At home, if you notice this difficulty you may want to point out the word substitution (for example, "pit" "bit" and then ask "are those words the same or different?" to see if they can hear the difference between the two words. If they cannot hear the difference you would first want to make sure that your child is passing hearing screenings. If they are passing hearing screenings but still can't tell the difference it would be crucial to have your child work with a professional that can help your child recognize the oral pattern of the mouth to start to see and feel the difference if they can't perceive the difference.
One of the key indicators that a child may be struggling is if they just cannot hear or understand when two words rhyme or if they can't produce a rhyme. Often, rhyming defecits are overlooked. This may be because of the child’s age (unfortuantely a lot of the time it is assumd that older child can rhyme), because rhyming activities are done as a group, or becuase students have memorized some common rhymes like “bat and cat” or “pig and wig.” If you think your child is struggling to hear the rhyme, click here.
Blending Syllables & Sounds
In order for your child to be able to read, they must first be able to HEAR how sounds come together to create words. Even before children learn letters and letter sounds you can begin giving them syllables like "Sun" "Day" what word am I thinking of? "Cow" "Boy" what word am I thinking of? Often what we realize is that as we get more advanced in this skills "/b/" "/a/" "/t/" providing a child with the sounds of each letter - not a picture of each letter, they may struggle to pull all those sounds together and give you bat. Syllbles HAVE to come first, if a child can't do this you can guarantee they will struggle looking at each letter, figuring out the sound of that letter, then blending the sounds together.
At home you can play words games in the car or at your dinner table asking "what word am I thinking" and break each word into its smallest sounds.
Breaking Down Syllables and Words
Just as we need children to be able to blend syllables and words together to read words, students need to be able to break words apart into syllables or sounds in order to spell words. We use what we call "Scoop Spelling" to help students hear a word, determine how many syllables are in the word, and then determine how many sounds are in each syllable. So for example in the word "candid" a child would need to recognize that the word has 2 syllables "can" and "did". After they determine that the word has two syllables they would then make lines for each sound in the syllable, so for "can" we get ____ ____ ____ for c a n. Then we would move onto the next syllable and get ____ ____ ____ for d i d.
At home, you can try using a similar approach for spelling list practice. You can also practice this activity in the car or at the dinner table just asking for sounds, no letters needed :)
Complex Phoneme Manipulation
Once your child has the basics, we typically move onto more complex manipulation of sounds in order to build fluency of recognizing and hearing these sounds. This would include tasks like "say snail without the /n/ sound" and a child would get "sail". These tasks are a little trickier to complete at home and would never be a starting point for instruction. However, if you were an expert in Pig Latin, working with your child to develop that skill would certainly develop some of these complex skills that would support the high level manipulation skills to help develop fluency in reading and spelling.
While struggling with phonological awarness will make reading difficult for any age, it can drastically impact older readers. Click here to learn more.
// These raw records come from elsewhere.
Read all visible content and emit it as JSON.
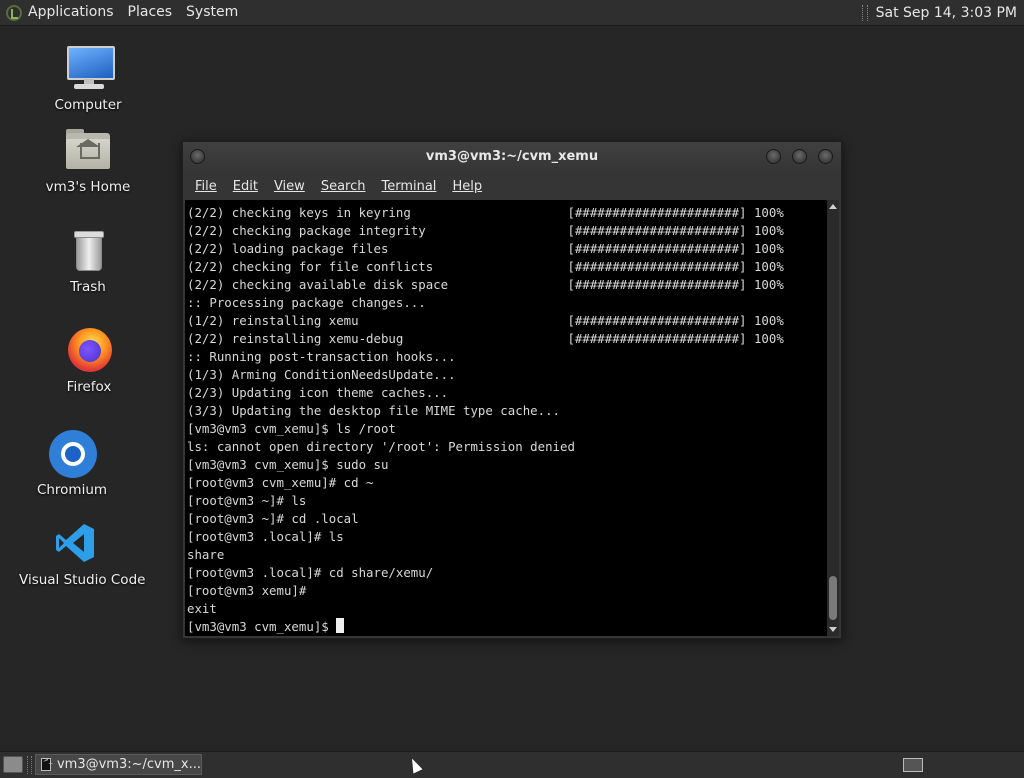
{
  "top_panel": {
    "menus": [
      "Applications",
      "Places",
      "System"
    ],
    "clock": "Sat Sep 14,  3:03 PM"
  },
  "desktop": {
    "icons": [
      {
        "label": "Computer",
        "icon": "computer-icon"
      },
      {
        "label": "vm3's Home",
        "icon": "home-folder-icon"
      },
      {
        "label": "Trash",
        "icon": "trash-icon"
      },
      {
        "label": "Firefox",
        "icon": "firefox-icon"
      },
      {
        "label": "Chromium",
        "icon": "chromium-icon"
      },
      {
        "label": "Visual Studio Code",
        "icon": "vscode-icon"
      }
    ]
  },
  "terminal": {
    "title": "vm3@vm3:~/cvm_xemu",
    "menu": [
      "File",
      "Edit",
      "View",
      "Search",
      "Terminal",
      "Help"
    ],
    "lines": [
      "(2/2) checking keys in keyring                     [######################] 100%",
      "(2/2) checking package integrity                   [######################] 100%",
      "(2/2) loading package files                        [######################] 100%",
      "(2/2) checking for file conflicts                  [######################] 100%",
      "(2/2) checking available disk space                [######################] 100%",
      ":: Processing package changes...",
      "(1/2) reinstalling xemu                            [######################] 100%",
      "(2/2) reinstalling xemu-debug                      [######################] 100%",
      ":: Running post-transaction hooks...",
      "(1/3) Arming ConditionNeedsUpdate...",
      "(2/3) Updating icon theme caches...",
      "(3/3) Updating the desktop file MIME type cache...",
      "[vm3@vm3 cvm_xemu]$ ls /root",
      "ls: cannot open directory '/root': Permission denied",
      "[vm3@vm3 cvm_xemu]$ sudo su",
      "[root@vm3 cvm_xemu]# cd ~",
      "[root@vm3 ~]# ls",
      "[root@vm3 ~]# cd .local",
      "[root@vm3 .local]# ls",
      "share",
      "[root@vm3 .local]# cd share/xemu/",
      "[root@vm3 xemu]#",
      "exit"
    ],
    "prompt": "[vm3@vm3 cvm_xemu]$ "
  },
  "bottom_panel": {
    "task_title": "vm3@vm3:~/cvm_x..."
  }
}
If your child is struggling with phonological awareness and reading, consider a private evaluation. This will give you to information necessary to make informed decisions about how to move forward. For more information about evaluations, click here.